Checking in the average mortgage rates reported by the MBA, Freddie Mac and Bankrate.com plus info from FHFA on mortgage rates in January 2014…
Time for my tradition of checking the average mortgage rates reported by the MBA, Freddie Mac and Bankrate.com for the week ending 2-28-2014. Plus this week I have some information and a chart from FHFA on mortgage rates in January 2014. So let’s dive right in!
This week, FHFA released their report on mortgage rates for January 2014. While not as up to date, it is good for a broader view of what mortgage rates are compared to the past. FHFA reported:
Contract mortgage interest rates increased 0.11% from December 2013 to January 2014
The contract rate on the composite of all mortgage loans was 4.36%, up 11 basis points from 4.25% in December 2013
The National Average Contract Mortgage Rate for the Purchase of Previously Occupied Homes by Combined Lenders index was 4.37%
Interest rates are typically locked in 30-45 days before a loan is closed. Consequently, January 2014 data reflect market rates from mid-to-late December. The effective interest rate was 4.52%, up 12 basis points from 4.40% in December 2013. The effective interest rate accounts for the addition of initial fees and charges over the life of the mortgage.
FHFA’s interest rate survey shows the average interest rate on conventional, 30-year, fixed-rate mortgages of $417,000 or less was 4.67% in January 2014, an increase of 13 basis points. The average loan amount for all loans was $284,400 in January up $6,800 from $277,600 in December 2013.
Check out the chart showing mortgage rates according to FHFA:
Freddie Mac Reported:
- 30-year fixed rate mortgages averaged 4.37%
- This is up from last week when it averaged 4.33%
- Last year at this time, 30-year fixed rate mortgages averaged 3.51%
- 15-year fixed rate mortgages this week averaged 3.39%
- This is up from last week when it averaged 3.35%
- Last year at this time, 15-year fixed rate mortgages averaged 2.76%
Frank Nothaft, vice president and chief economist, Freddie Mac said
Mortgage rates edged up with new home sales exceeding expectations and rising to a seasonally adjusted pace of 468,000 units in January, the strongest annual rate since July 2008. The 9.6% increase in new home sales for January followed an upward revision of 13,000 units in December. The S&P/Case-Shiller® 20-city composite house price index rose 13.4% over the 12-months ending in December 2013.
Check out the chart from Freddie Mac:
Another week of rising mortgage rates.
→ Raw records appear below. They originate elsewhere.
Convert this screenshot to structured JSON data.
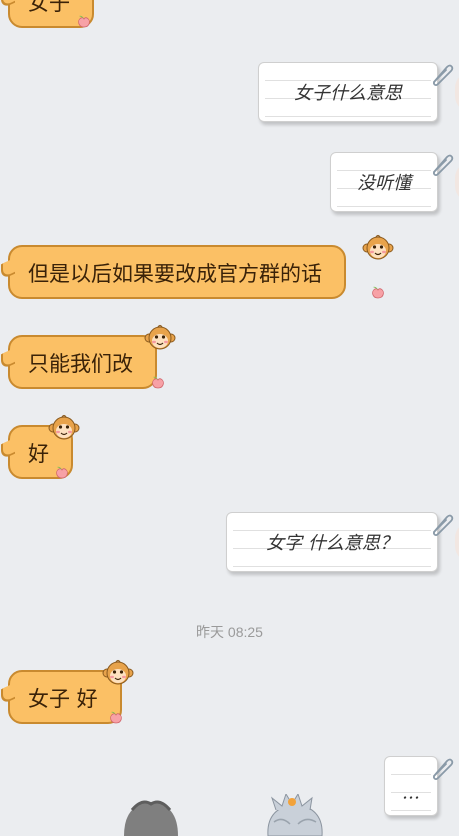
{
  "messages": [
    {
      "side": "in",
      "text": "女子"
    },
    {
      "side": "out",
      "text": "女子什么意思"
    },
    {
      "side": "out",
      "text": "没听懂"
    },
    {
      "side": "in",
      "text": "但是以后如果要改成官方群的话"
    },
    {
      "side": "in",
      "text": "只能我们改"
    },
    {
      "side": "in",
      "text": "好"
    },
    {
      "side": "out",
      "text": "女字 什么意思？"
    },
    {
      "side": "in",
      "text": "女子 好"
    },
    {
      "side": "out",
      "text": "…"
    }
  ],
  "timestamp": "昨天 08:25",
  "colors": {
    "background": "#ebedf0",
    "incoming_bubble": "#fbc065",
    "incoming_border": "#c98a2f",
    "outgoing_bubble": "#ffffff"
  }
}
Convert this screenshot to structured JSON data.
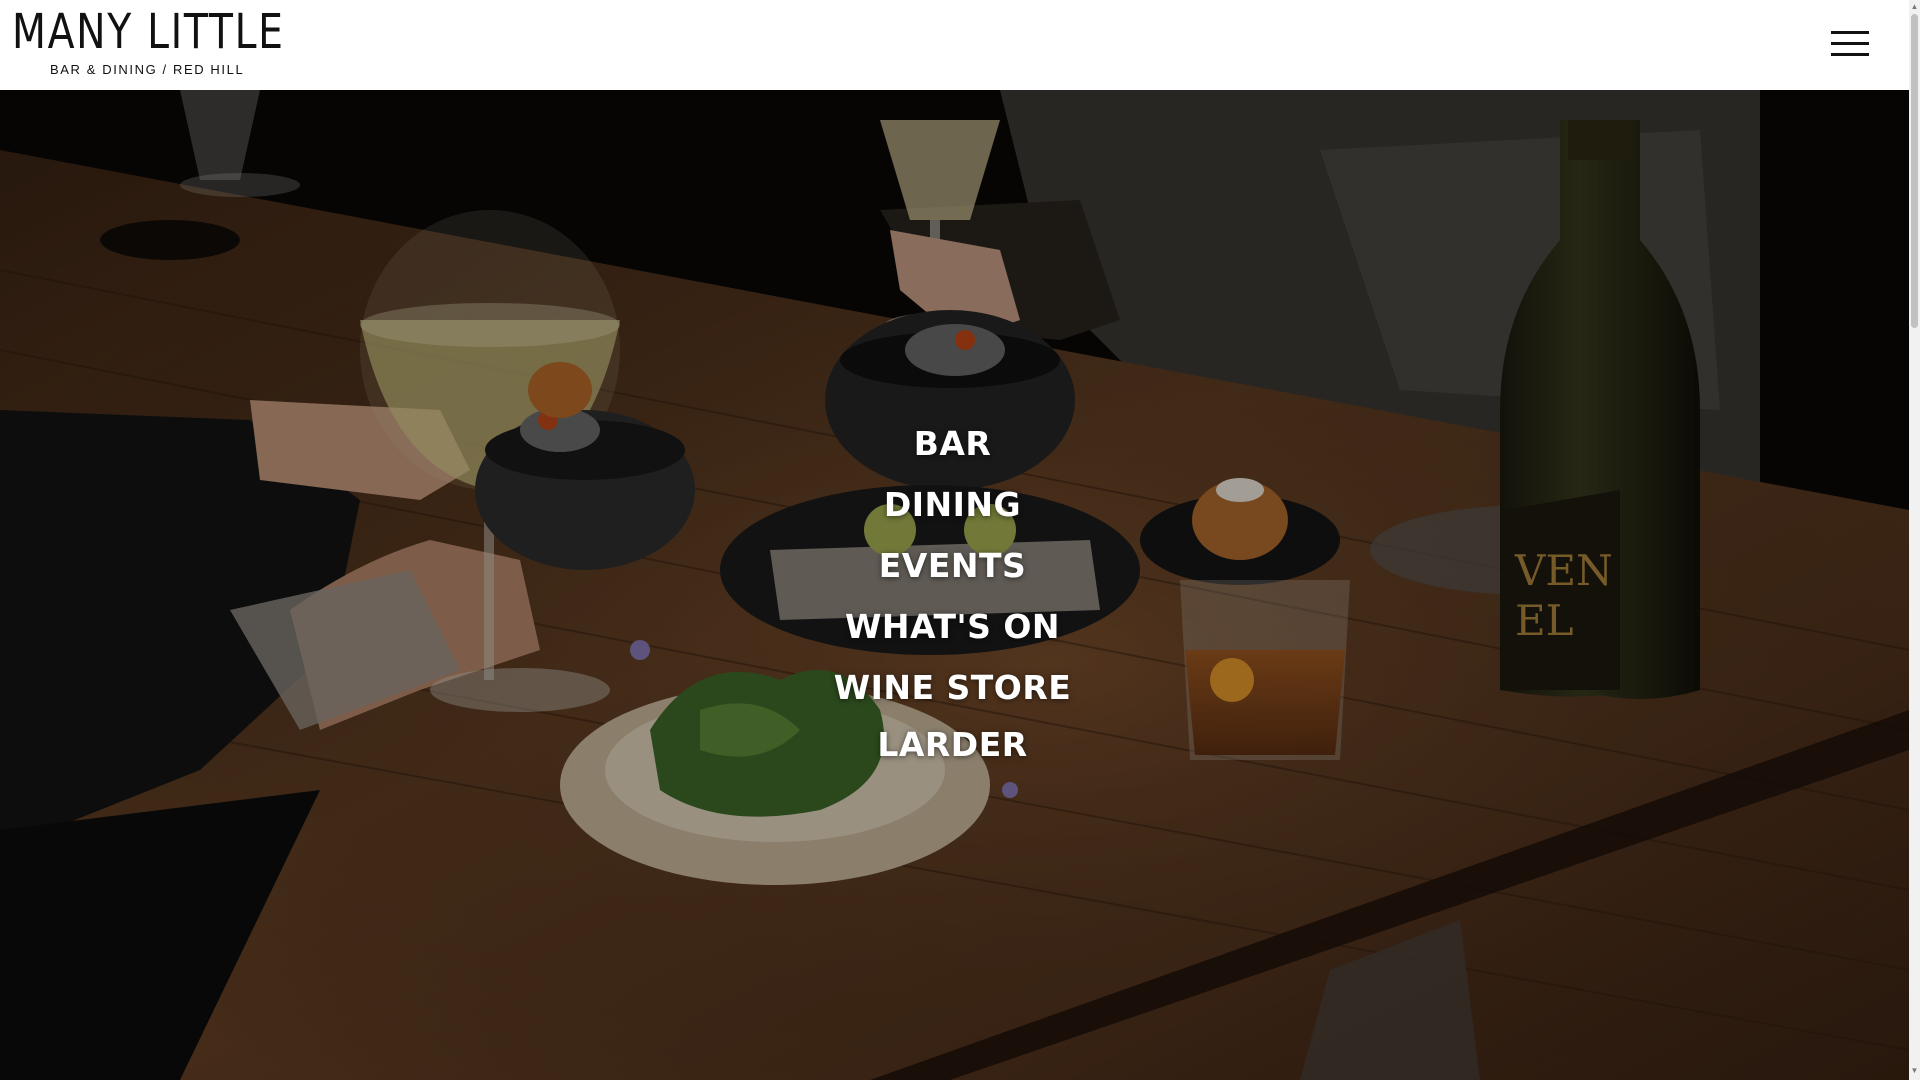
{
  "header": {
    "logo_title": "MANY LITTLE",
    "logo_subtitle": "BAR  &  DINING  /  RED HILL",
    "menu_icon": "hamburger-menu-icon"
  },
  "hero": {
    "image_description_icon": "restaurant-table-photo"
  },
  "nav": {
    "items": [
      {
        "label": "BAR"
      },
      {
        "label": "DINING"
      },
      {
        "label": "EVENTS"
      },
      {
        "label": "WHAT'S ON"
      },
      {
        "label": "WINE STORE"
      },
      {
        "label": "LARDER"
      }
    ]
  },
  "scrollbar": {
    "up_icon": "scroll-up-arrow-icon",
    "down_icon": "scroll-down-arrow-icon"
  },
  "colors": {
    "header_bg": "#ffffff",
    "logo_text": "#111111",
    "nav_text": "#ffffff",
    "table_wood": "#5a3a22"
  }
}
Let’s see what the MBA and Bankrate.com are reporting.
30-year fixed rate mortgages fell 1 basis point to 4.48%
15-year fixed rate mortgages fell 2 basis points to 3.50%
The average rate for a 30-year jumbo mortgage rose 2 basis points to 4.51%
The Mortgage Bankers Association Reported:
The average contract interest rate for 30-year fixed rate mortgages with conforming loan balances ($417,000 or less) increased to 4.53% from 4.50%, with points decreasing to 0.26 from 0.34 (including the origination fee) for 80% loan-to-value ratio (LTV) loans.
The average contract interest rate for 30-year fixed rate mortgages with jumbo loan balances (greater than $417,000) increased to 4.47% from 4.45%, with points decreasing to 0.11 from 0.14 (including the origination fee) for 80% loan-to-value ratio (LTV) loans.
The average contract interest rate for 15-year fixed rate mortgages increased to 3.56% from 3.55%, with points increasing to 0.33 from 0.25 (including the origination fee) for 80% loan-to-value ratio (LTV) loans.
The Take Away:
It might appear to many that the rising rates is scary. But the really scary thing is that the MBA reported that the number of purchase applications decreased to the lowest level since 1995.
Yes mortgage rates have risen in the past year.
Many have predicted that mortgage rates will increase even more in 2014.
What people are forgetting is that mortgage rates are still at historically low levels. Instead of sitting around in some sort of a pity party because they missed the lowest rates, buyers should be getting their butts in gear!
While the historically low mortgage rates are still available…
As always, I am providing this to you for informational purposes only! I am not a mortgage lender and you should contact the lender of your choice directly to learn more about its mortgage products and your eligibility for such products.